“Usually in Russia,” he continues: “We relax with friends in a not-so-public place; more closed. You don’t want others to see your Karaoke (which is also popular). We don’t shout or sing (in public). We keep to our social groups.” There’s a whole tangent here to pursue another time, – and we will, but for now just accept this reality.
“Some Russian colleagues behave very badly!” he reveals. “It’s like an adventure for them -it’s so different to Russia. They speak very loudly and laugh about stupid things. In a pub everybody can shout! Some behave in an uncultured way and I was embarrassed.” Unfortunately, there was worse to come. ‘A’ continues: “In a cafe it was quiet and colleagues began to shout -and laugh- at friends on the other table and (this continued) at bus stops and in the street.”
“They used very rough words,” he says, euphemistically referring to the highest level of Russian profanity. “They were sure that nobody understood them, so: ok! I feel shame when Russian do this.
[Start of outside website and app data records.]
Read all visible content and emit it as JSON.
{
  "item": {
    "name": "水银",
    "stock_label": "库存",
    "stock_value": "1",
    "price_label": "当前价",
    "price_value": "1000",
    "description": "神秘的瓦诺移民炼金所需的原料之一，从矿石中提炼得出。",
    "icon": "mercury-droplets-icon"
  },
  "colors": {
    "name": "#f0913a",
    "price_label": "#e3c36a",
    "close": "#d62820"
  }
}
At that point” he adds: ”I did not want to be Russian!”.
We are not friends
It’s the sense of freedom whilst in a foreign culture that is to blame -so ‘A’ tells me. As if schoolboys in a sweet shop of profanity; they are all far away from home and its rules that bind them. “It’s not the work of the brain” ‘A’ reveals; “They think with their souls.” Of course, I am reminded of the behaviour of some Brits when doused in European sun and alcohol. ‘A’ would probably cringe.
“You cannot do this in Russia,” he informs me: “It is prohibited. Someone would call the police or hit you (!).” With occasional condemnation by ‘A’ and others, the ‘problem’ members are usually left to their antics, and given some distance, publicly. “We are not friends” ‘A’ states plainly. They are adults, it is not my duty to teach them. Some also have higher posts at work.”
Yes, to humiliatingly criticise a senior in front of home colleagues and foreign public will indeed store trouble for you back home. One day it will come to greet you. In summary, ‘A’ states: “You should understand that you are in a different country. Locals don’t like it when you behave differently (ie: badly!). We have a saying” he adds:-
“Do not go into another monastery with your own rules.”
It’s not your rules that apply there, of course. And it’s not your monastery either.